Reviewed by
ROBERT C. KELLYUpdated Jul 19, 2021
What Is Dispersion?
Dispersion is a statistical term that describes the size of the distribution of values expected for a particular variable and can be measured by several different statistics, such as range, variance, and standard deviation. In finance and investing, dispersion usually refers to the range of possible returns on an investment. It can also be used to measure the risk inherent in a particular security or investment portfolio.
Understanding Dispersion
Dispersion is often interpreted as a measure of the degree of uncertainty, and thus risk, associated with a particular security or investment portfolio.
Investors have thousands of potential securities to invest in and many factors to consider in choosing where to invest. One factor high on their list of considerations is the risk profile of the investment. Dispersion is one of many statistical measures to give perspective.
Most funds will address their risk profile in their fact sheets or prospectuses, which can be readily found on the internet. Information on individual stocks, meanwhile, can be found on Morningstar and similar stock rating companies.
The dispersion of return on an asset shows the volatility and risk associated with holding that asset. The more variable the return on an asset, the more risky or volatile it is.
For example, an asset whose historical return in any given year ranges from +10% to -10% can be considered more volatile than an asset whose historical return ranges from +3% to -3% because its returns are more widely dispersed.
Measuring Dispersion
The primary risk measurement statistic, beta, measures the dispersion of a security's return relative to a particular benchmark or market index, most frequently the U.S. S&P 500 index. A beta measure of 1.0 indicates the investment moves in unison with the benchmark.

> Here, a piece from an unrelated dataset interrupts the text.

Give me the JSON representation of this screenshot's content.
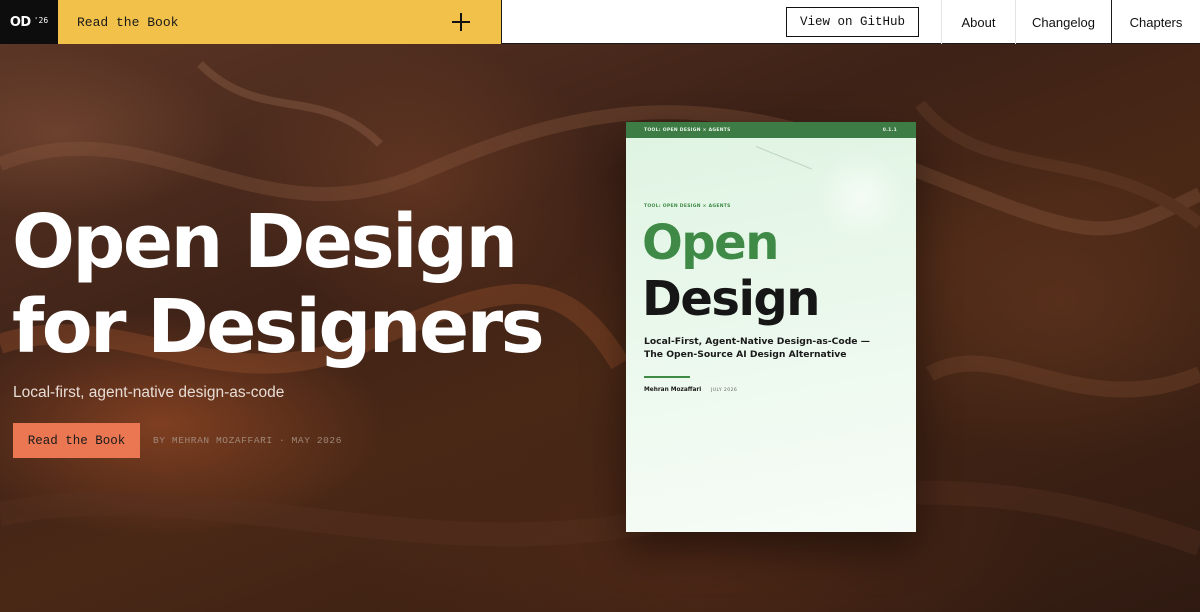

A beta greater than 1.0 indicates the security is likely to experience moves greater than the market as a whole—a stock with a beta of 1.3 could be expected to experience moves that are 1.3x the market, meaning if the market is up 10%, the beta stock of 1.3 climbs 13%. The flip side is that if the market goes down, that security will likely go down more than the market, though there are no guarantees of the magnitude of the moves.
A beta of less than 1.0 signifies a less dispersed return relative to the overall market. For example, a security with a beta of 0.87 will likely trail the overall market—if the market is up 10%, then the investment with the lower beta would be expected to rise only 8.7%.
Alpha is a statistic that measures a portfolio's risk-adjusted returns—that is, how much, more or less, did the investment return relative to the index or beta.
A return higher than the beta indicates a positive alpha, usually attributed to the success of the portfolio manager or model. A negative alpha, on the other hand, indicates the lack of success of the portfolio manager in beating the beta or, more broadly, the market.
Related Terms
Unlevered Beta Definition
Unlevered beta (or asset beta) measures the market risk of the company without the impact of debt. more
Systematic Risk Definition
Systematic risk, also known as market risk, is the risk that is inherent to the entire market, rather than a particular stock or industry sector. more
Volatility measures how much the price of a security, derivative, or index fluctuates. more
Positive Correlation Definition
Positive correlation is a relationship between two variables in which both variables move in tandem. more
How to Use Required Rate of Return (RRR) to Evaluate Stocks
The required rate of return (RRR) is the minimum return an investor will accept for an investment as compensation for a given level of risk. more
Beta Risk
Beta risk is the probability that a false null hypothesis will be accepted by a statistical test. more
Related Articles
How Investment Risk Is Quantified
Alpha Vs. Beta: What's the Difference?
Vanguard 500 Index Fund Investor Risk Statistics
Trading High-Beta Stocks
Difference Between a Sharpe Ratio and Treynor Ratio
How to Select and Build a Benchmark to Measure Portfolio Performance
About Us
Terms of Use
Editorial Policy
Privacy Policy
Contact Us
California Privacy Notice
Investopedia is part of the Dotdash publishing family.